There are so many ways that kids can write stories in graphic/comic book style. They can write their own original graphic story, or they can use specific comics/graphic novels as a springboard for their own writing. For example, kids can write their own “different” ending or add another chapter or prequel chapter. They can be encouraged to add a twist to the middle of the story in order to embellish the plot, or they can change the text in the dialogue bubbles. They can even take a favorite picture book, chapter book, poem, play, or even song lyrics and re-write it as a graphic story! Since many of these forms tend to be text-heavy and lacking visual elements, interpreting them into a visual form requires lots of imagination.
To gear up for writing, talk together about the features specific to comics as well as those shared with prose. Through discussion, make the special features of comics explicit so that your child can easily identify and use them in his/her own comics writing.

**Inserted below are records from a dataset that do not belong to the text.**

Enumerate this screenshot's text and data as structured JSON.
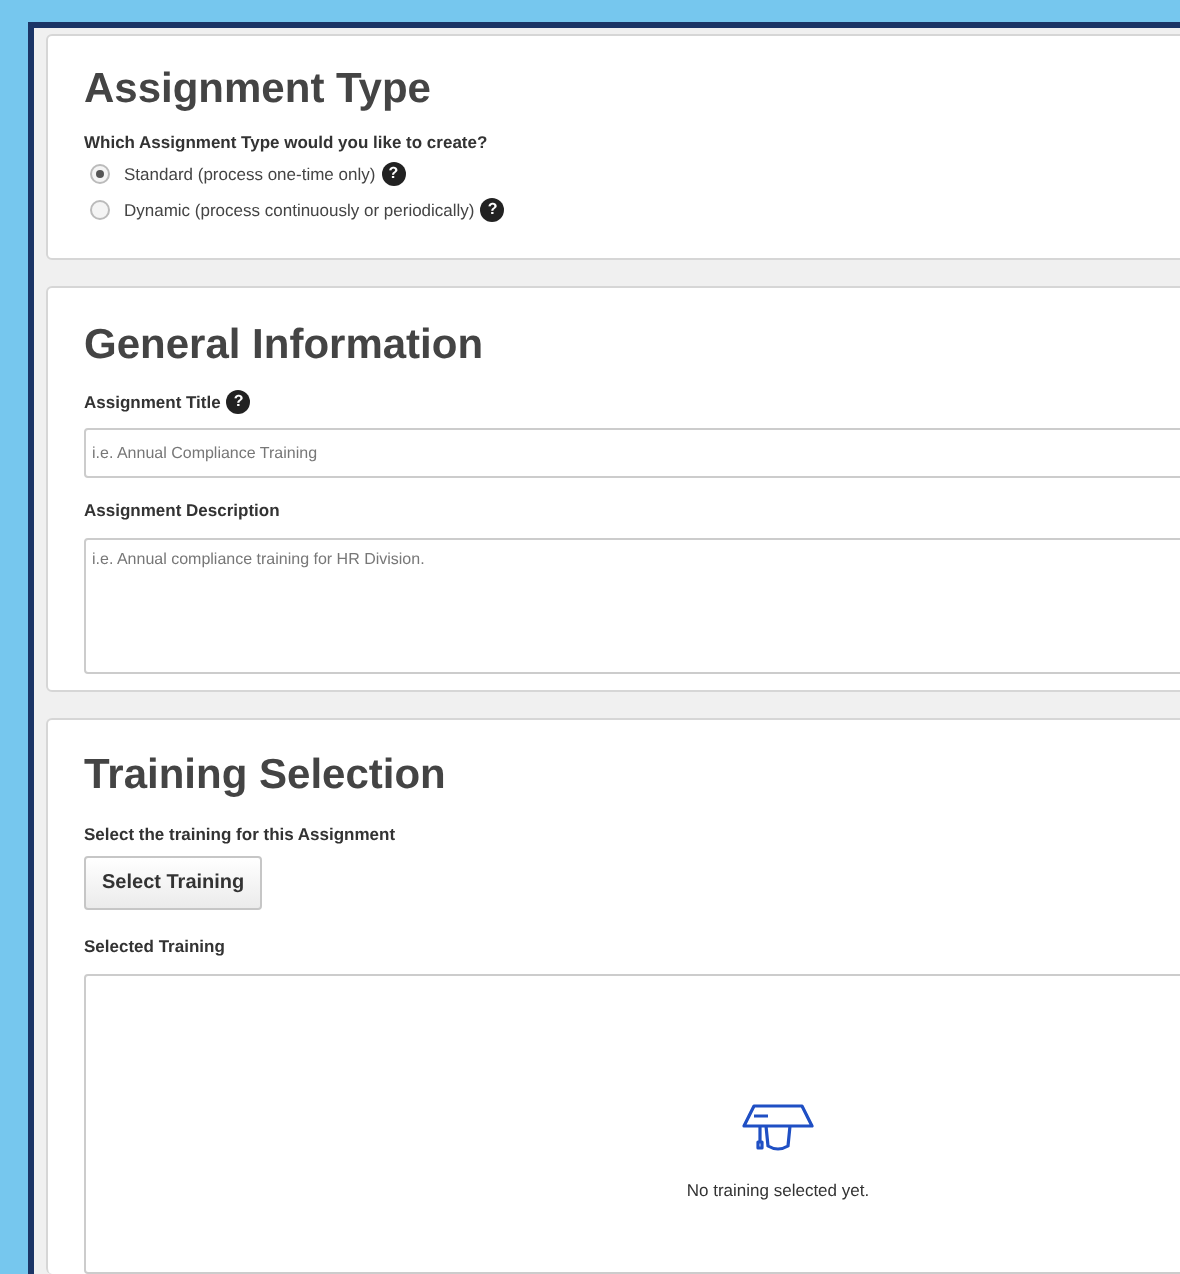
{
  "assignment_type": {
    "title": "Assignment Type",
    "question": "Which Assignment Type would you like to create?",
    "options": [
      {
        "label": "Standard (process one-time only)",
        "selected": true,
        "help": "?"
      },
      {
        "label": "Dynamic (process continuously or periodically)",
        "selected": false,
        "help": "?"
      }
    ]
  },
  "general_information": {
    "title": "General Information",
    "title_field": {
      "label": "Assignment Title",
      "help": "?",
      "placeholder": "i.e. Annual Compliance Training"
    },
    "description_field": {
      "label": "Assignment Description",
      "placeholder": "i.e. Annual compliance training for HR Division."
    }
  },
  "training_selection": {
    "title": "Training Selection",
    "prompt": "Select the training for this Assignment",
    "button": "Select Training",
    "selected_label": "Selected Training",
    "empty_message": "No training selected yet."
  }
}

Here are some features of comic-style stories to guide your child towards including them in his/her own writing:
- use of a specific genre, which can be the range of genres used for prose, such as mystery, realistic fiction, western, science fiction, superhero, and comedy.
- a beginning, a middle, and an ending

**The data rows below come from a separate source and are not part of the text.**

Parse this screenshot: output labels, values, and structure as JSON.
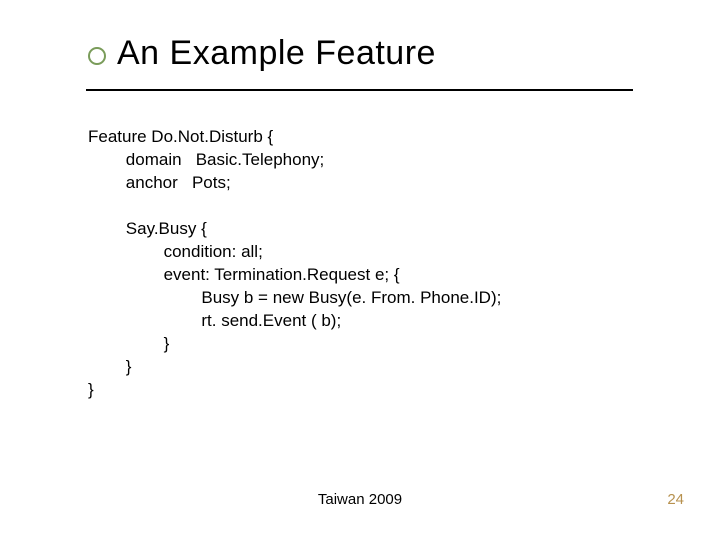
{
  "slide": {
    "title": "An Example Feature",
    "body": "Feature Do.Not.Disturb {\n\tdomain   Basic.Telephony;\n\tanchor   Pots;\n\n\tSay.Busy {\n\t\tcondition: all;\n\t\tevent: Termination.Request e; {\n\t\t\tBusy b = new Busy(e. From. Phone.ID);\n\t\t\trt. send.Event ( b);\n\t\t}\n\t}\n}",
    "footer": "Taiwan 2009",
    "pagenum": "24"
  }
}
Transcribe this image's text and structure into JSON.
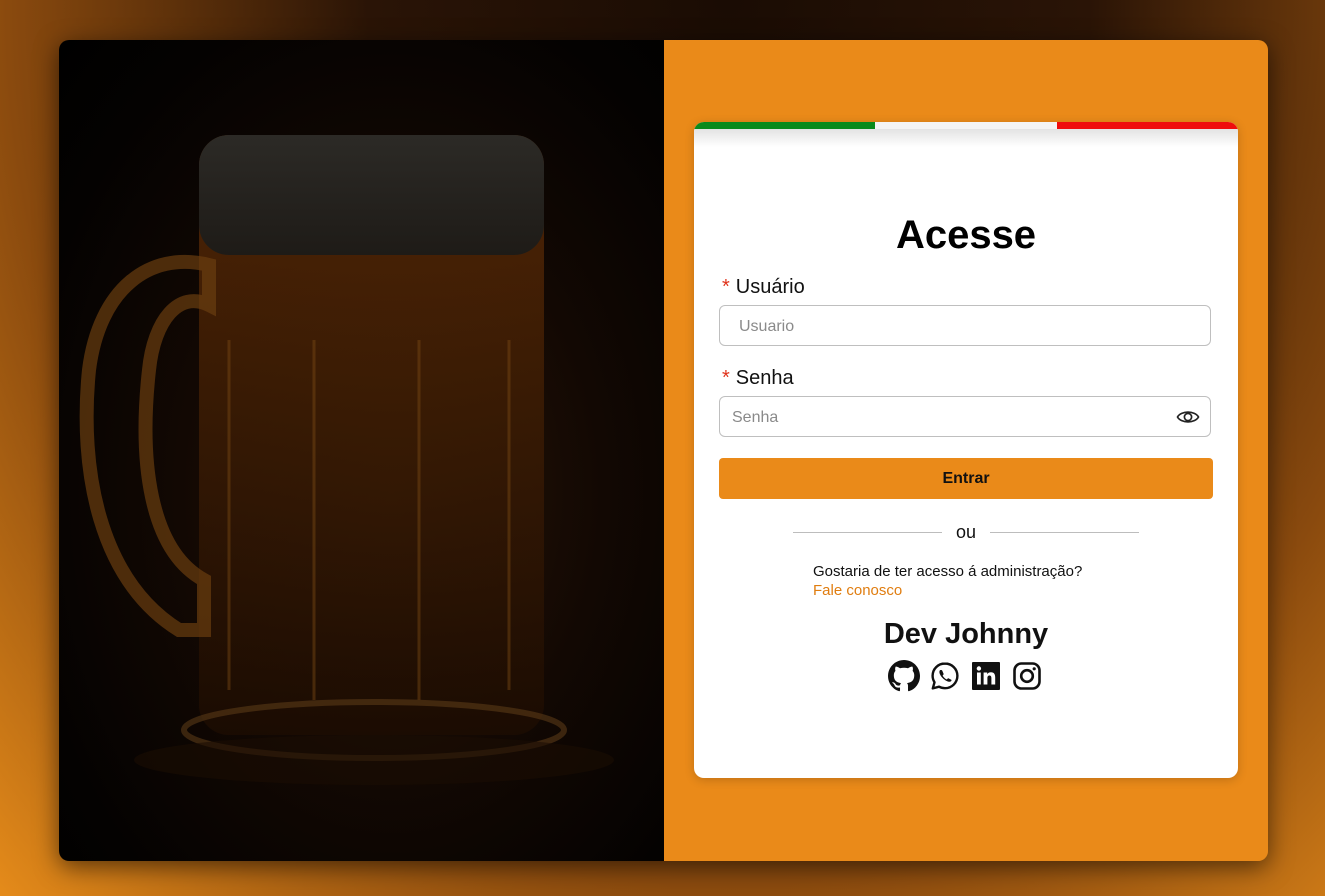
{
  "login": {
    "title": "Acesse",
    "required_mark": "*",
    "username_label": "Usuário",
    "username_placeholder": "Usuario",
    "password_label": "Senha",
    "password_placeholder": "Senha",
    "submit_label": "Entrar",
    "divider_text": "ou",
    "admin_question": "Gostaria de ter acesso á administração?",
    "contact_link": "Fale conosco",
    "developer_name": "Dev Johnny"
  },
  "icons": {
    "password_toggle": "eye-icon",
    "socials": [
      "github-icon",
      "whatsapp-icon",
      "linkedin-icon",
      "instagram-icon"
    ]
  },
  "colors": {
    "accent": "#ea8a19",
    "link": "#e07d10",
    "flag_green": "#0a8a1c",
    "flag_white": "#f4f4f4",
    "flag_red": "#ef0d0d"
  }
}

- a vivid setting and a main character or group of characters
- a central problem or conflict, and a resolution to the problem
- character goals, feelings, and thoughts throughout the story

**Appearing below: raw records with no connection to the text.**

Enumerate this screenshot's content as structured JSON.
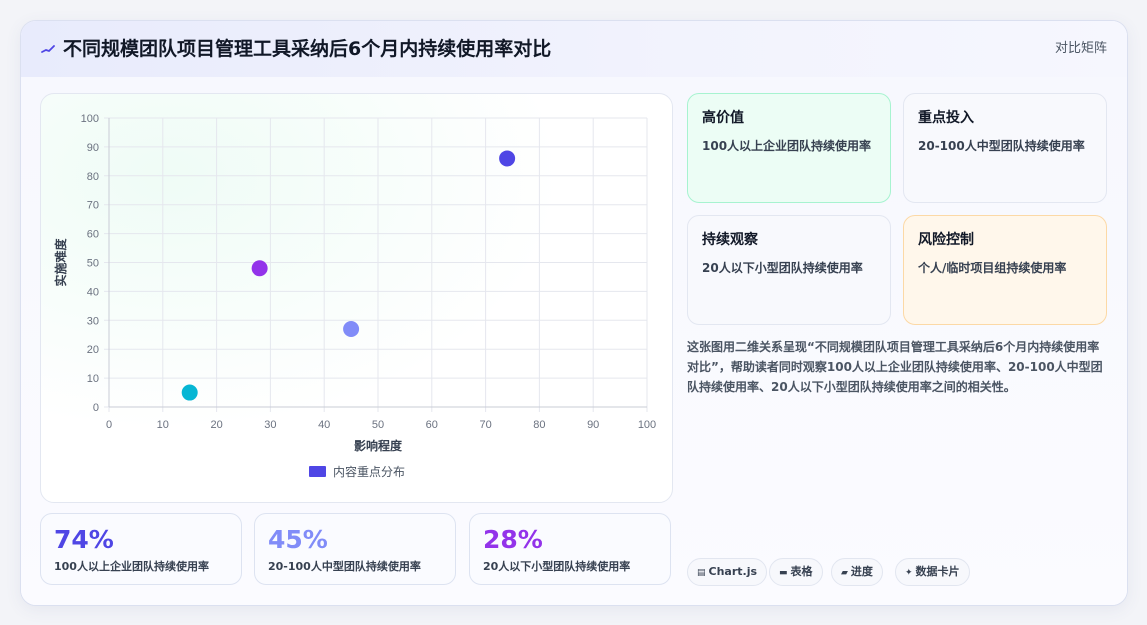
{
  "header": {
    "icon": "sparkline-icon",
    "title": "不同规模团队项目管理工具采纳后6个月内持续使用率对比",
    "tag": "对比矩阵"
  },
  "quadrants": [
    {
      "title": "高价值",
      "desc": "100人以上企业团队持续使用率",
      "accent": "#ecfdf5"
    },
    {
      "title": "重点投入",
      "desc": "20-100人中型团队持续使用率",
      "accent": "#f8f9fd"
    },
    {
      "title": "持续观察",
      "desc": "20人以下小型团队持续使用率",
      "accent": "#f8f9fd"
    },
    {
      "title": "风险控制",
      "desc": "个人/临时项目组持续使用率",
      "accent": "#fff7eb"
    }
  ],
  "description": "这张图用二维关系呈现“不同规模团队项目管理工具采纳后6个月内持续使用率对比”，帮助读者同时观察100人以上企业团队持续使用率、20-100人中型团队持续使用率、20人以下小型团队持续使用率之间的相关性。",
  "stats": [
    {
      "value": "74%",
      "label": "100人以上企业团队持续使用率",
      "color": "#4f46e5"
    },
    {
      "value": "45%",
      "label": "20-100人中型团队持续使用率",
      "color": "#818cf8"
    },
    {
      "value": "28%",
      "label": "20人以下小型团队持续使用率",
      "color": "#9333ea"
    }
  ],
  "pills": [
    {
      "icon": "chart-icon",
      "glyph": "▤",
      "label": "Chart.js"
    },
    {
      "icon": "table-icon",
      "glyph": "▬",
      "label": "表格"
    },
    {
      "icon": "progress-icon",
      "glyph": "▰",
      "label": "进度"
    },
    {
      "icon": "card-icon",
      "glyph": "✦",
      "label": "数据卡片"
    }
  ],
  "chart_data": {
    "type": "scatter",
    "xlabel": "影响程度",
    "ylabel": "实施难度",
    "xlim": [
      0,
      100
    ],
    "ylim": [
      0,
      100
    ],
    "xticks": [
      0,
      10,
      20,
      30,
      40,
      50,
      60,
      70,
      80,
      90,
      100
    ],
    "yticks": [
      0,
      10,
      20,
      30,
      40,
      50,
      60,
      70,
      80,
      90,
      100
    ],
    "grid": true,
    "legend": {
      "position": "bottom",
      "label": "内容重点分布",
      "color": "#4f46e5"
    },
    "series": [
      {
        "name": "内容重点分布",
        "points": [
          {
            "x": 74,
            "y": 86,
            "color": "#4f46e5"
          },
          {
            "x": 45,
            "y": 27,
            "color": "#818cf8"
          },
          {
            "x": 28,
            "y": 48,
            "color": "#9333ea"
          },
          {
            "x": 15,
            "y": 5,
            "color": "#06b6d4"
          }
        ]
      }
    ]
  }
}
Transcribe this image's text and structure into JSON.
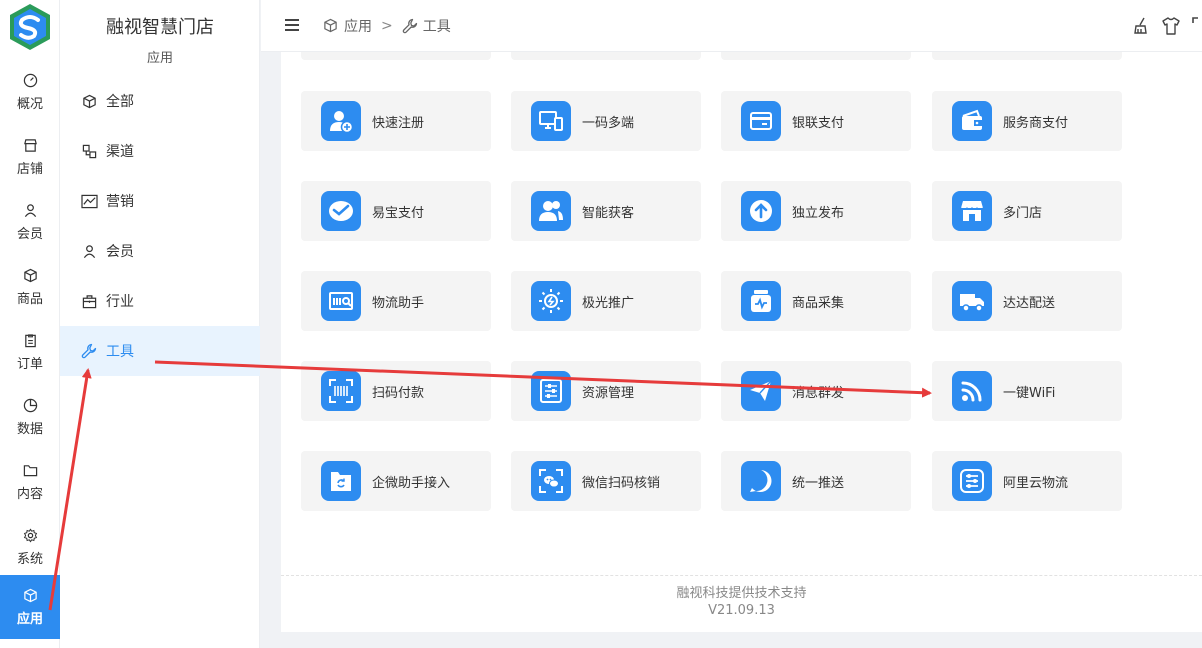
{
  "brand": {
    "name": "融视智慧门店"
  },
  "rail": {
    "items": [
      {
        "label": "概况",
        "icon": "dashboard-icon"
      },
      {
        "label": "店铺",
        "icon": "store-icon"
      },
      {
        "label": "会员",
        "icon": "user-icon"
      },
      {
        "label": "商品",
        "icon": "cube-icon"
      },
      {
        "label": "订单",
        "icon": "clipboard-icon"
      },
      {
        "label": "数据",
        "icon": "pie-chart-icon"
      },
      {
        "label": "内容",
        "icon": "folder-icon"
      },
      {
        "label": "系统",
        "icon": "gear-icon"
      },
      {
        "label": "应用",
        "icon": "cube-icon",
        "active": true
      }
    ]
  },
  "sidebar": {
    "title": "应用",
    "items": [
      {
        "label": "全部",
        "icon": "cube-icon"
      },
      {
        "label": "渠道",
        "icon": "channel-icon"
      },
      {
        "label": "营销",
        "icon": "chart-line-icon"
      },
      {
        "label": "会员",
        "icon": "user-icon"
      },
      {
        "label": "行业",
        "icon": "briefcase-icon"
      },
      {
        "label": "工具",
        "icon": "wrench-icon",
        "active": true
      }
    ]
  },
  "header": {
    "breadcrumb": [
      "应用",
      "工具"
    ],
    "separator": ">",
    "icons": [
      "broom-icon",
      "tshirt-icon",
      "fullscreen-icon"
    ]
  },
  "tools": [
    {
      "label": "快速注册",
      "icon": "user-add-icon"
    },
    {
      "label": "一码多端",
      "icon": "multi-device-icon"
    },
    {
      "label": "银联支付",
      "icon": "card-icon"
    },
    {
      "label": "服务商支付",
      "icon": "wallet-icon"
    },
    {
      "label": "易宝支付",
      "icon": "pay-check-icon"
    },
    {
      "label": "智能获客",
      "icon": "users-icon"
    },
    {
      "label": "独立发布",
      "icon": "upload-icon"
    },
    {
      "label": "多门店",
      "icon": "shop-icon"
    },
    {
      "label": "物流助手",
      "icon": "logistics-icon"
    },
    {
      "label": "极光推广",
      "icon": "sun-icon"
    },
    {
      "label": "商品采集",
      "icon": "collect-icon"
    },
    {
      "label": "达达配送",
      "icon": "truck-icon"
    },
    {
      "label": "扫码付款",
      "icon": "barcode-icon"
    },
    {
      "label": "资源管理",
      "icon": "sliders-icon"
    },
    {
      "label": "消息群发",
      "icon": "send-icon"
    },
    {
      "label": "一键WiFi",
      "icon": "wifi-icon"
    },
    {
      "label": "企微助手接入",
      "icon": "folder-sync-icon"
    },
    {
      "label": "微信扫码核销",
      "icon": "wechat-scan-icon"
    },
    {
      "label": "统一推送",
      "icon": "push-arrow-icon"
    },
    {
      "label": "阿里云物流",
      "icon": "route-icon"
    }
  ],
  "footer": {
    "support": "融视科技提供技术支持",
    "version": "V21.09.13"
  },
  "colors": {
    "accent": "#2d8cf0",
    "annotation": "#e63b3b",
    "tile_bg": "#f4f4f4"
  }
}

- a central theme or message
- characters drawn so that they look very different from each other (so they are easy for readers to distinguish), with the look of the character matching the personality.
- drawings of characters have exaggerated body language and facial expressions.
- Use of a comic strip layout, with panels, pictures for each panel, captions/dialogue, and word bubbles with “tails” that point to the appropriate character doing the talking.
- Word bubbles are in one of two forms: speech bubbles that show what characters are saying (smooth and curved, such as an oval) or thinking bubbles that show what characters are thinking (wavy, shaped like a cloud)
- the form of the text might communicate meaning as well — words or letters might shrink from left to right to show that speaking is getting quieter, or increasing volume might be conveyed with letters that get larger in size or that are capitalized or put in bold.
Of course, kids can draw their own panels as needed for their story, though templates with already-existing frames can provide some minimal assistance that gets them started. http://www.Barebooks.com provides eight-page blank “books” for writing authentic books in graphic style. Or, you can find free printable comic strip templates online, such as at http://donnayoung.org/art/comics.htm, which has many formats from which to chose and print. There are also many online comic creators with varying levels of complexity and some with specific themes. A few to check out include:
After your child completes his/her comic style story, encourage it to be shared with others, read it aloud, and add it to the home library for later reading. And maybe inspire even more summer writing by expressing your eagerness for a sequel!